In the listing below, find every line containing "JSON" and copy it out.

***** Provided records

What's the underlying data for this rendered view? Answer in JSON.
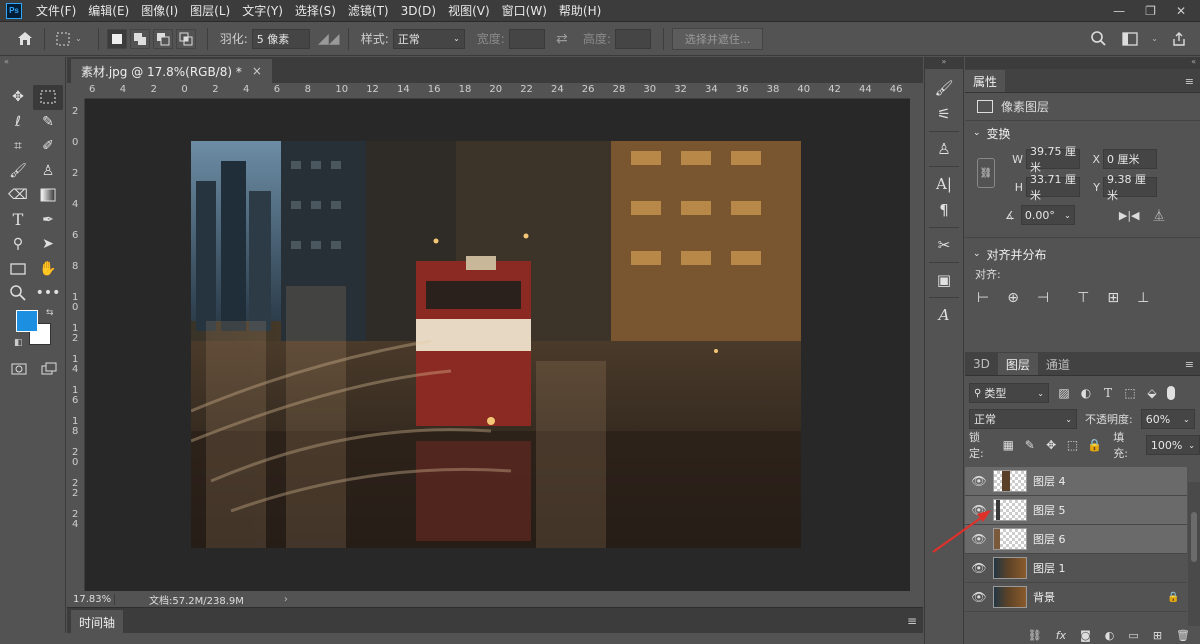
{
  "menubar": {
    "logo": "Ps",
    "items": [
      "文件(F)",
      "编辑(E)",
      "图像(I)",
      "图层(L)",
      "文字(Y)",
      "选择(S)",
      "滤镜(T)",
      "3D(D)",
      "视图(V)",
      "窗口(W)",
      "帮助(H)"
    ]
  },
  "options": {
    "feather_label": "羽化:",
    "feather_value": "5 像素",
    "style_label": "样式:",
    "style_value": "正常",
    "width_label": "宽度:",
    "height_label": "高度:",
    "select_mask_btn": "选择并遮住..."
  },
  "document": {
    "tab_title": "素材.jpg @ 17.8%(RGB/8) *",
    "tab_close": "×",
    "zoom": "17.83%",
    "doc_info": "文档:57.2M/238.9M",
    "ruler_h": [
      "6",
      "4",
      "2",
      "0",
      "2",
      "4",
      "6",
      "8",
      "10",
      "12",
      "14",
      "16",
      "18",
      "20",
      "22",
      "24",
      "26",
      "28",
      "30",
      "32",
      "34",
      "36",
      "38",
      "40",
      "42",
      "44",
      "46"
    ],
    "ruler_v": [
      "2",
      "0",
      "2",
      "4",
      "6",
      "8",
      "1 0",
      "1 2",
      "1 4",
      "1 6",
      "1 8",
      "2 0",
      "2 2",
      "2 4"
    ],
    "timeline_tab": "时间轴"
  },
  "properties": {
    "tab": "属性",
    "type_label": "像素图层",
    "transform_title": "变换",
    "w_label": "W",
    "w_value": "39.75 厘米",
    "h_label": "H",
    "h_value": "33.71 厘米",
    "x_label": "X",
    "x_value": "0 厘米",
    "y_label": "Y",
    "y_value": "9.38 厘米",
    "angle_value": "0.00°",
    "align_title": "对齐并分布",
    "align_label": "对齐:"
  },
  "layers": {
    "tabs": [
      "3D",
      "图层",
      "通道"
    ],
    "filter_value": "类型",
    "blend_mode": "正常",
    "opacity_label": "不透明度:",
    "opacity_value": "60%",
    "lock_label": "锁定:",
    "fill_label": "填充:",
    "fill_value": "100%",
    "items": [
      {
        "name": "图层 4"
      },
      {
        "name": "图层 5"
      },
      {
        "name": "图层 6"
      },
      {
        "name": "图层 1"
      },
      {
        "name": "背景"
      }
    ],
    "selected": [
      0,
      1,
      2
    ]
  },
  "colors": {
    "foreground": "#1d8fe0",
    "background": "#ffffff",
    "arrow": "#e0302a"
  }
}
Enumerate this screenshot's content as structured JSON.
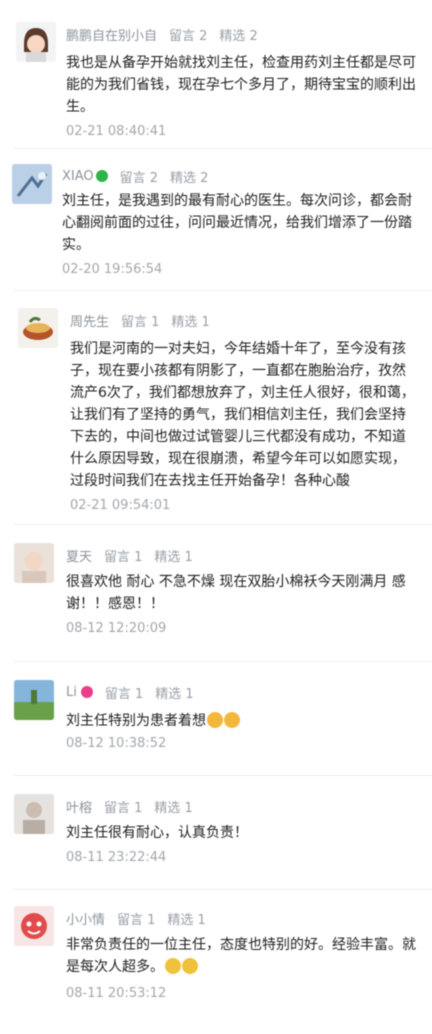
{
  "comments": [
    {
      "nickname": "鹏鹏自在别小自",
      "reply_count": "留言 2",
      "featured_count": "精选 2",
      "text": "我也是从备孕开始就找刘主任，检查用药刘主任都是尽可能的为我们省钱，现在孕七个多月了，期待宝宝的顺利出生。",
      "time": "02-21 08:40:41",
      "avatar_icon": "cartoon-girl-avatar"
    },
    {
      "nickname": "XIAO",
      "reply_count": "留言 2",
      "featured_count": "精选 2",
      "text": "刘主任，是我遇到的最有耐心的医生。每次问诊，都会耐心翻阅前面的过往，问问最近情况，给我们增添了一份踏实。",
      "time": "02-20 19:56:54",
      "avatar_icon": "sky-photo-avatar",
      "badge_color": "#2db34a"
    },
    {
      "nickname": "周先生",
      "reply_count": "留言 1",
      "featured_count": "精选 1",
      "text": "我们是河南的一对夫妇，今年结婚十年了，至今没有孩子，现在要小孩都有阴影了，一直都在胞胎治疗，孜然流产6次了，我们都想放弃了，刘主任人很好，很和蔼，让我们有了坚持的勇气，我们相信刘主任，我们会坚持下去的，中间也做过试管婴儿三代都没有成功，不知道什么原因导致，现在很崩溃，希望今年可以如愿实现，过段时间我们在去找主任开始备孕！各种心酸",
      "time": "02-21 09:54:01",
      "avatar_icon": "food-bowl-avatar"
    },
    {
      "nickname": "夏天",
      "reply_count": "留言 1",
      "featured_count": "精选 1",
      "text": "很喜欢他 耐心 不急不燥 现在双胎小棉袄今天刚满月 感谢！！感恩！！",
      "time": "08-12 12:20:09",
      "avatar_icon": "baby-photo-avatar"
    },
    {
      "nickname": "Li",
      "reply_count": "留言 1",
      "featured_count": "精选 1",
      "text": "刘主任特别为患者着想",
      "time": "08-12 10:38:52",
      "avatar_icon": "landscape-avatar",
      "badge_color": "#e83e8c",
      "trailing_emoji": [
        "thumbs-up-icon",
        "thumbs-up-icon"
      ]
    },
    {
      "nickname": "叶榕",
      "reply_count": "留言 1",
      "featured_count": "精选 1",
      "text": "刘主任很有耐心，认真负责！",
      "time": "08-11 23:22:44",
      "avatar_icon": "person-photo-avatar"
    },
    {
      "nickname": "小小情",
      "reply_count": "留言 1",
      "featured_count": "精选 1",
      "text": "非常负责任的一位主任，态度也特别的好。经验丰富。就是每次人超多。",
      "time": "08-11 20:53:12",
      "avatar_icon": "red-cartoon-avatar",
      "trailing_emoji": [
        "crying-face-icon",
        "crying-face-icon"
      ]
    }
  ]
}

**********

*Exercise result:*
What's the underlying data for this rendered view? Answer in JSON.
Enumerate this screenshot's content as structured JSON.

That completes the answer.